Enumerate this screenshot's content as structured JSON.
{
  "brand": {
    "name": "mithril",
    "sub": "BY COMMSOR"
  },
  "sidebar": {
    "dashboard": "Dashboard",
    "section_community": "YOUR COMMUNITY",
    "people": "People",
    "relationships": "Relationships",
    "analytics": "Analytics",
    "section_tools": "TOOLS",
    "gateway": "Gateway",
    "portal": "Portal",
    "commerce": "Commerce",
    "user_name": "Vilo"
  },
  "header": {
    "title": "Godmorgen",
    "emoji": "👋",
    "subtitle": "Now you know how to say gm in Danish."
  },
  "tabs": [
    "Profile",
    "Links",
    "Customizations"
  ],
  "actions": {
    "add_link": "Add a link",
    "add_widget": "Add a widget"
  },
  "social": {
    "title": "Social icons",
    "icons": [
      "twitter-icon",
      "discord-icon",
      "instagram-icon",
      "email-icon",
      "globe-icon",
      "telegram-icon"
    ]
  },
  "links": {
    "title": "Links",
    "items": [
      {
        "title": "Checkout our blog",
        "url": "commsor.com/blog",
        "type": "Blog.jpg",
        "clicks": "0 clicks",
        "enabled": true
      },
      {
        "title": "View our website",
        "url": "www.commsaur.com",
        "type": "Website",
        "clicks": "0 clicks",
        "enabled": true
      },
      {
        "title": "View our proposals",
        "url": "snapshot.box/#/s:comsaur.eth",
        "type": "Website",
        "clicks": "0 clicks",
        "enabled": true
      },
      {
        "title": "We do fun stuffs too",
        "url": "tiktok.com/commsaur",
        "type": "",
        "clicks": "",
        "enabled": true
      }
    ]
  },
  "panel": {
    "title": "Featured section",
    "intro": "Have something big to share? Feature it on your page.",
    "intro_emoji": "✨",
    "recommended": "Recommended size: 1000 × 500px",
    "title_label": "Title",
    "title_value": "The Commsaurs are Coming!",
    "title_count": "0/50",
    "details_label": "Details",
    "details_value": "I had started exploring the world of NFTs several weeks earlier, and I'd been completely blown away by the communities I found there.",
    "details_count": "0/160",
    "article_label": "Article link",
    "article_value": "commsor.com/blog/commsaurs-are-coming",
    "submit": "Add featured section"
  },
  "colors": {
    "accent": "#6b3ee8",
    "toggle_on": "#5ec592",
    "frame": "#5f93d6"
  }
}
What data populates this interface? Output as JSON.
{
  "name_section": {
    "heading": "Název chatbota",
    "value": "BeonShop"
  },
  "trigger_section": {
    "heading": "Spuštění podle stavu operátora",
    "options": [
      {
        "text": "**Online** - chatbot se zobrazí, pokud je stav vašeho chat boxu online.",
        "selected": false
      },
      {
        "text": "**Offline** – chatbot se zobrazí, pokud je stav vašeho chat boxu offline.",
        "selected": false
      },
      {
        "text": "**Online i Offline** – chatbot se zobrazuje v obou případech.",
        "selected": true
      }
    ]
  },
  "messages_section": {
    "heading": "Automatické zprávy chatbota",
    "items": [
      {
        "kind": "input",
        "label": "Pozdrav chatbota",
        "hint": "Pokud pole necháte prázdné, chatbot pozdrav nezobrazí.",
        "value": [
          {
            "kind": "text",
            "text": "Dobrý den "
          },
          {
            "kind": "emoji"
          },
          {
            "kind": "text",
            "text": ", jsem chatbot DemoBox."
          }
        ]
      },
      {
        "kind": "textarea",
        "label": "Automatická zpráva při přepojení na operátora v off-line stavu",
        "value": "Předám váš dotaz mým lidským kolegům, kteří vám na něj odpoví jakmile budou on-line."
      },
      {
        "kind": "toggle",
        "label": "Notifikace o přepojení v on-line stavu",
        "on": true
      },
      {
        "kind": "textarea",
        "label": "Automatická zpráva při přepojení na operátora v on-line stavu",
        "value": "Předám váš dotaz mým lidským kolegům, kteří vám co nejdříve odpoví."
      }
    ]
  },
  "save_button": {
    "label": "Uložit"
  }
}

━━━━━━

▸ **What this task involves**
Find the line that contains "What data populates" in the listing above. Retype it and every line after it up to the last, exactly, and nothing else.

▸ **Exercise output**
What data populates this interface? Output as JSON.
{
  "name_section": {
    "heading": "Název chatbota",
    "value": "BeonShop"
  },
  "trigger_section": {
    "heading": "Spuštění podle stavu operátora",
    "options": [
      {
        "text": "**Online** - chatbot se zobrazí, pokud je stav vašeho chat boxu online.",
        "selected": false
      },
      {
        "text": "**Offline** – chatbot se zobrazí, pokud je stav vašeho chat boxu offline.",
        "selected": false
      },
      {
        "text": "**Online i Offline** – chatbot se zobrazuje v obou případech.",
        "selected": true
      }
    ]
  },
  "messages_section": {
    "heading": "Automatické zprávy chatbota",
    "items": [
      {
        "kind": "input",
        "label": "Pozdrav chatbota",
        "hint": "Pokud pole necháte prázdné, chatbot pozdrav nezobrazí.",
        "value": [
          {
            "kind": "text",
            "text": "Dobrý den "
          },
          {
            "kind": "emoji"
          },
          {
            "kind": "text",
            "text": ", jsem chatbot DemoBox."
          }
        ]
      },
      {
        "kind": "textarea",
        "label": "Automatická zpráva při přepojení na operátora v off-line stavu",
        "value": "Předám váš dotaz mým lidským kolegům, kteří vám na něj odpoví jakmile budou on-line."
      },
      {
        "kind": "toggle",
        "label": "Notifikace o přepojení v on-line stavu",
        "on": true
      },
      {
        "kind": "textarea",
        "label": "Automatická zpráva při přepojení na operátora v on-line stavu",
        "value": "Předám váš dotaz mým lidským kolegům, kteří vám co nejdříve odpoví."
      }
    ]
  },
  "save_button": {
    "label": "Uložit"
  }
}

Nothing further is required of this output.